Answer: SUMIF is used to represent a single condition, whereas SUMIFS supports multiple conditions. SUMIF determines whether a single criterion is met, whereas SUMIFS determines whether multiple criteria are met at the same time.

Question: How do I handle errors in conditional functions?

Answer: You can handle errors in conditional functions using error-handling techniques such as IFERROR or IFNA functions. These functions help display alternative values or error messages when errors occur.

Question: Can I use conditional functions with text data?

Answer: Yes, conditional functions can be used with text data. You can define conditions based on text values to perform calculations, filtering, or data retrieval.

Question: What is the purpose of named ranges in conditional functions?
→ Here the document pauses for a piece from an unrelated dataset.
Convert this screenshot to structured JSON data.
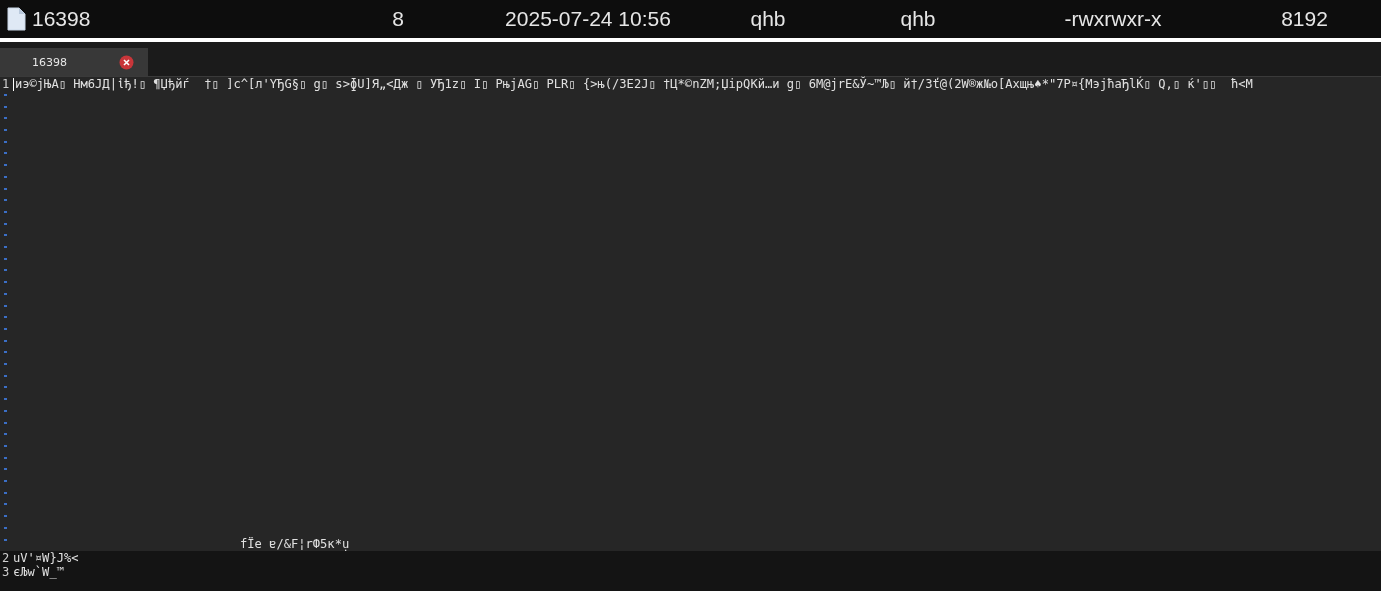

Answer: Named ranges provide meaningful names to specific data ranges, making formulas more readable and easier to maintain. They also mitigate the risk of selecting incorrect data ranges when using conditional functions.

Question: How can I test my conditional formulas before applying them to a large dataset?

Answer: Test your conditional formulas on a small sample of data before applying them to a large dataset. This helps ensure that the formulas are working correctly and producing the desired results.

Question: Can I combine multiple conditional functions in a single formula?

Answer: Yes, you can combine multiple conditional functions in a single formula to perform complex calculations or evaluations. Nested functions allow you to build intricate logical conditions and calculations.

Question: Are there any shortcuts or tips for working with conditional functions in Excel?

Answer: Yes, you can use Excel’s AutoComplete feature to simplify writing conditional functions. Additionally, learn keyboard shortcuts for navigating and editing formulas to improve your efficiency.

Question: Where can I find more resources to learn about conditional functions in Excel?

Answer: You can find more resources, tutorials, and online courses on Excel’s official support website, reputable Excel blogs, YouTube tutorials, or dedicated Excel learning platforms.